**Task objective**
In the records that follow, find each line with "author" and pull it out.

[Data items]
>>>>
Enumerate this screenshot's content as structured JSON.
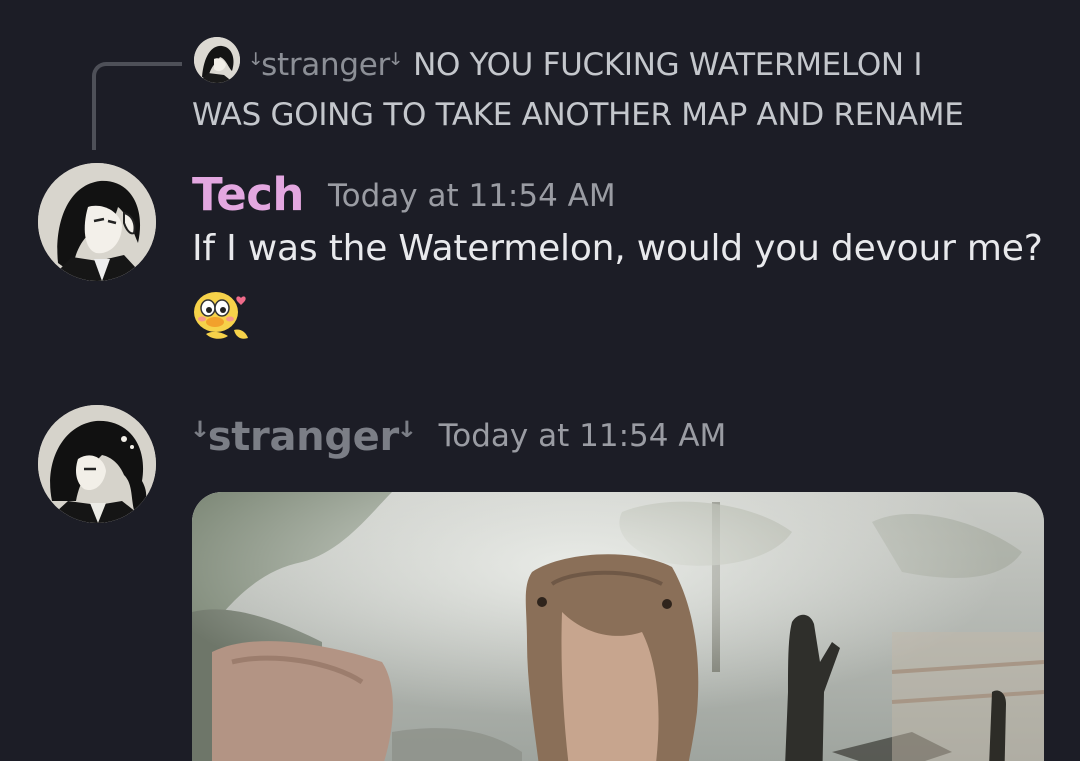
{
  "reply": {
    "author": "ꜜstrangerꜜ",
    "text_line1": "NO YOU FUCKING WATERMELON I",
    "text_line2": "WAS GOING TO TAKE ANOTHER MAP AND RENAME"
  },
  "messages": [
    {
      "author": "Tech",
      "timestamp": "Today at 11:54 AM",
      "text": "If I was the Watermelon, would you devour me?",
      "emoji": "blushing-duck-emoji"
    },
    {
      "author": "ꜜstrangerꜜ",
      "timestamp": "Today at 11:54 AM",
      "attachment": "capybara-gif"
    }
  ],
  "colors": {
    "background": "#1c1d26",
    "tech_name": "#e3a7e0",
    "stranger_name": "#7b7e86",
    "timestamp": "#9a9ca3",
    "body_text": "#e8e9ec"
  }
}
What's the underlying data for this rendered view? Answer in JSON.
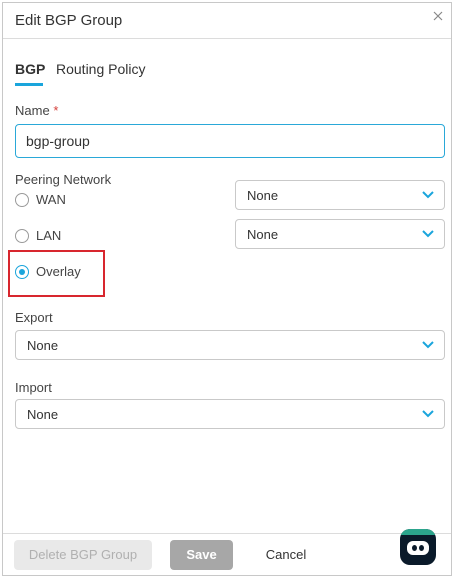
{
  "dialog": {
    "title": "Edit BGP Group",
    "close_icon": "close-icon"
  },
  "tabs": [
    {
      "label": "BGP",
      "active": true
    },
    {
      "label": "Routing Policy",
      "active": false
    }
  ],
  "name_field": {
    "label": "Name",
    "required_marker": "*",
    "value": "bgp-group"
  },
  "peering": {
    "label": "Peering Network",
    "options": [
      {
        "label": "WAN",
        "checked": false,
        "select_value": "None"
      },
      {
        "label": "LAN",
        "checked": false,
        "select_value": "None"
      },
      {
        "label": "Overlay",
        "checked": true
      }
    ]
  },
  "export": {
    "label": "Export",
    "value": "None"
  },
  "import": {
    "label": "Import",
    "value": "None"
  },
  "footer": {
    "delete_label": "Delete BGP Group",
    "save_label": "Save",
    "cancel_label": "Cancel"
  },
  "colors": {
    "accent": "#1aa5dc",
    "highlight": "#d8262e",
    "save_button": "#a7a7a7",
    "chat_bot": "#0a1a2a"
  },
  "chat_widget": {
    "icon": "chat-bot-icon"
  }
}
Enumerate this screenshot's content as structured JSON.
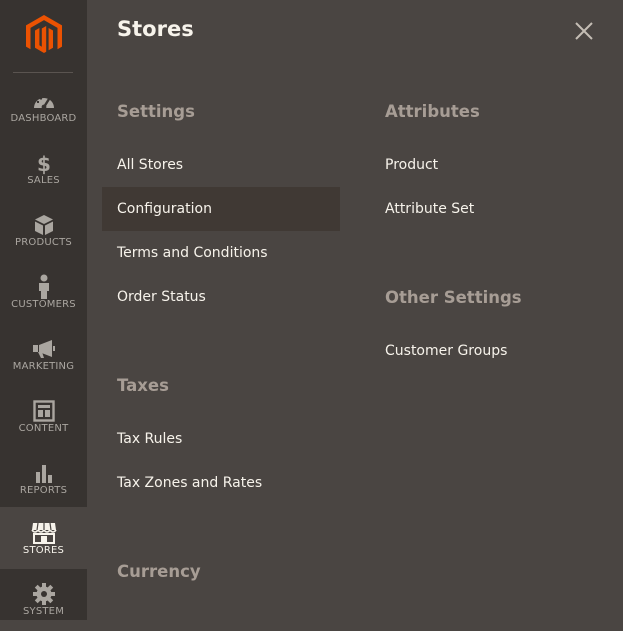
{
  "sidebar": {
    "logo": "magento-logo-icon",
    "items": [
      {
        "label": "DASHBOARD",
        "icon": "dashboard-gauge-icon"
      },
      {
        "label": "SALES",
        "icon": "dollar-icon"
      },
      {
        "label": "PRODUCTS",
        "icon": "box-icon"
      },
      {
        "label": "CUSTOMERS",
        "icon": "person-icon"
      },
      {
        "label": "MARKETING",
        "icon": "megaphone-icon"
      },
      {
        "label": "CONTENT",
        "icon": "layout-icon"
      },
      {
        "label": "REPORTS",
        "icon": "bar-chart-icon"
      },
      {
        "label": "STORES",
        "icon": "storefront-icon",
        "active": true
      },
      {
        "label": "SYSTEM",
        "icon": "gear-icon"
      }
    ]
  },
  "panel": {
    "title": "Stores",
    "close_icon": "close-icon",
    "settings": {
      "title": "Settings",
      "links": [
        "All Stores",
        "Configuration",
        "Terms and Conditions",
        "Order Status"
      ]
    },
    "taxes": {
      "title": "Taxes",
      "links": [
        "Tax Rules",
        "Tax Zones and Rates"
      ]
    },
    "currency": {
      "title": "Currency"
    },
    "attributes": {
      "title": "Attributes",
      "links": [
        "Product",
        "Attribute Set"
      ]
    },
    "other_settings": {
      "title": "Other Settings",
      "links": [
        "Customer Groups"
      ]
    }
  },
  "colors": {
    "sidebar_bg": "#373330",
    "panel_bg": "#4a4542",
    "brand_orange": "#eb5202",
    "section_title": "#a79d95",
    "link_text": "#f7f3eb"
  }
}
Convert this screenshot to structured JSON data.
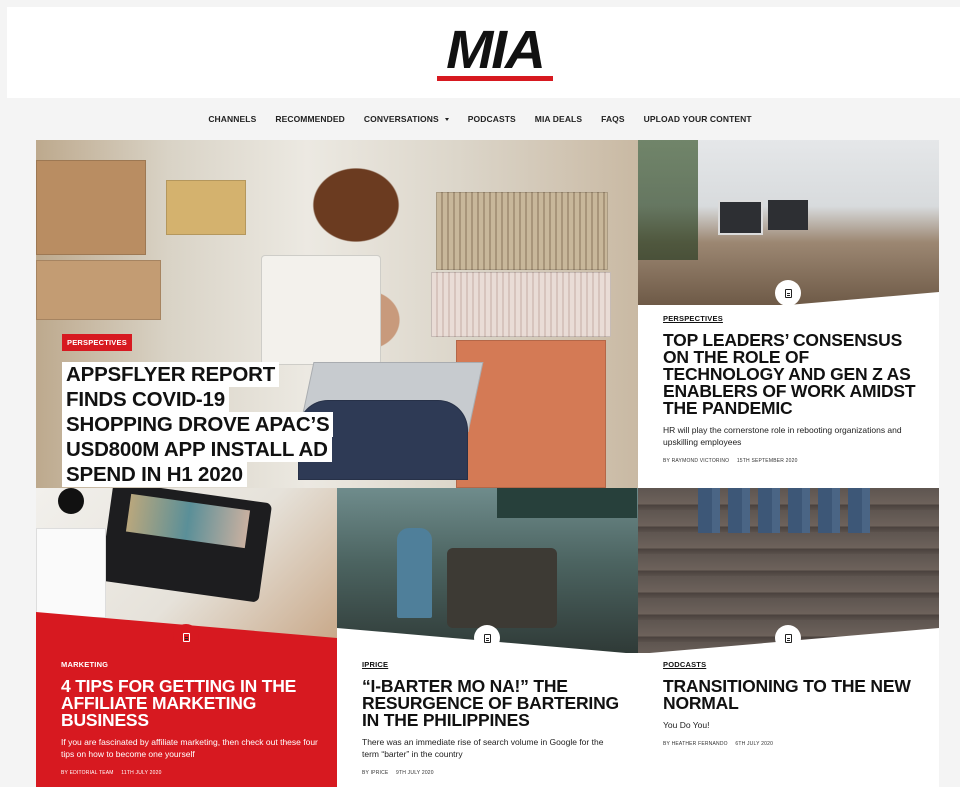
{
  "brand": {
    "logo_text": "MIA",
    "accent": "#d71920"
  },
  "nav": {
    "items": [
      {
        "label": "CHANNELS"
      },
      {
        "label": "RECOMMENDED"
      },
      {
        "label": "CONVERSATIONS",
        "has_dropdown": true
      },
      {
        "label": "PODCASTS"
      },
      {
        "label": "MIA DEALS"
      },
      {
        "label": "FAQS"
      },
      {
        "label": "UPLOAD YOUR CONTENT"
      }
    ]
  },
  "hero": {
    "category": "PERSPECTIVES",
    "title": "APPSFLYER REPORT FINDS COVID-19 SHOPPING DROVE APAC’S USD800M APP INSTALL AD SPEND IN H1 2020"
  },
  "cards": {
    "top_right": {
      "category": "PERSPECTIVES",
      "title": "TOP LEADERS’ CONSENSUS ON THE ROLE OF TECHNOLOGY AND GEN Z AS ENABLERS OF WORK AMIDST THE PANDEMIC",
      "excerpt": "HR will play the cornerstone role in rebooting organizations and upskilling employees",
      "author": "BY RAYMOND VICTORINO",
      "date": "15TH SEPTEMBER 2020"
    },
    "bottom_1": {
      "category": "MARKETING",
      "title": "4 TIPS FOR GETTING IN THE AFFILIATE MARKETING BUSINESS",
      "excerpt": "If you are fascinated by affiliate marketing, then check out these four tips on how to become one yourself",
      "author": "BY EDITORIAL TEAM",
      "date": "11TH JULY 2020"
    },
    "bottom_2": {
      "category": "IPRICE",
      "title": "“I-BARTER MO NA!” THE RESURGENCE OF BARTERING IN THE PHILIPPINES",
      "excerpt": "There was an immediate rise of search volume in Google for the term “barter” in the country",
      "author": "BY IPRICE",
      "date": "9TH JULY 2020"
    },
    "bottom_3": {
      "category": "PODCASTS",
      "title": "TRANSITIONING TO THE NEW NORMAL",
      "excerpt": "You Do You!",
      "author": "BY HEATHER FERNANDO",
      "date": "6TH JULY 2020"
    }
  }
}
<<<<
**Result of this exercise**
    "author": "ꜜstrangerꜜ",
      "author": "Tech",
      "author": "ꜜstrangerꜜ",
      "author": "BY RAYMOND VICTORINO",
      "author": "BY EDITORIAL TEAM",
      "author": "BY IPRICE",
      "author": "BY HEATHER FERNANDO",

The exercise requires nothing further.